**Work to be completed**:
Which lines of the data contain the string "SETTINGS"? Copy every one of them.

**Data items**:
┌────────
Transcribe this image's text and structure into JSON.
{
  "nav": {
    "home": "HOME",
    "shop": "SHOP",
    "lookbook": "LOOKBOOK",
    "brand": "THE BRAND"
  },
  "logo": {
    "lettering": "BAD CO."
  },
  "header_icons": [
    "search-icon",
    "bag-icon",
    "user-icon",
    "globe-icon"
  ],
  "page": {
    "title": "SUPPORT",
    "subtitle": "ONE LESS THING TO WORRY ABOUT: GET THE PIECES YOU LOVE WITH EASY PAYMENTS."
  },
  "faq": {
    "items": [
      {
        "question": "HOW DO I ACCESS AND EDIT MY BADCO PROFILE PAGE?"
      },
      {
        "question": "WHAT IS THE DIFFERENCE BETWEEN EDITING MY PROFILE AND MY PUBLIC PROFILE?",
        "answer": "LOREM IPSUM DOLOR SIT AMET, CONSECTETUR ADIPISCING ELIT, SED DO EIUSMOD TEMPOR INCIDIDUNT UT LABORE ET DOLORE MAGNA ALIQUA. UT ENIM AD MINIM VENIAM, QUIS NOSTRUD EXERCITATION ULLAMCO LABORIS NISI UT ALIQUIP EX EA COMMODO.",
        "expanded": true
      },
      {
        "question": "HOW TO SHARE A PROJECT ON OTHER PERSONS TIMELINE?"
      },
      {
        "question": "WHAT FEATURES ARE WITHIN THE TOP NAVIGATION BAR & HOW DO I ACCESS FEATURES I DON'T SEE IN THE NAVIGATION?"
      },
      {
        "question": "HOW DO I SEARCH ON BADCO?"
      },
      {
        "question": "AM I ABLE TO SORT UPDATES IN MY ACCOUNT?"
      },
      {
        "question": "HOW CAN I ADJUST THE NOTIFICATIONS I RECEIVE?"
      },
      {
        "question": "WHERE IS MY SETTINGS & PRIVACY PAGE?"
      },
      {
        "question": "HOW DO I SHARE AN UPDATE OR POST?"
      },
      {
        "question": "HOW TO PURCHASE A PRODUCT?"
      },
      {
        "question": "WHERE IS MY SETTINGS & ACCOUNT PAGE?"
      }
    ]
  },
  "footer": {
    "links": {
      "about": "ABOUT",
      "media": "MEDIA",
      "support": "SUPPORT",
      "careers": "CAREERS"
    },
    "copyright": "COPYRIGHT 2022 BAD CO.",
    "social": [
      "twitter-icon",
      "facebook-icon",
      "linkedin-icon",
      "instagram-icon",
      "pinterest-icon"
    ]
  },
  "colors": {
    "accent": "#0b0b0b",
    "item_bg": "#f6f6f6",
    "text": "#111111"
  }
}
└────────
**Expected answer**:
        "question": "WHERE IS MY SETTINGS & PRIVACY PAGE?"
        "question": "WHERE IS MY SETTINGS & ACCOUNT PAGE?"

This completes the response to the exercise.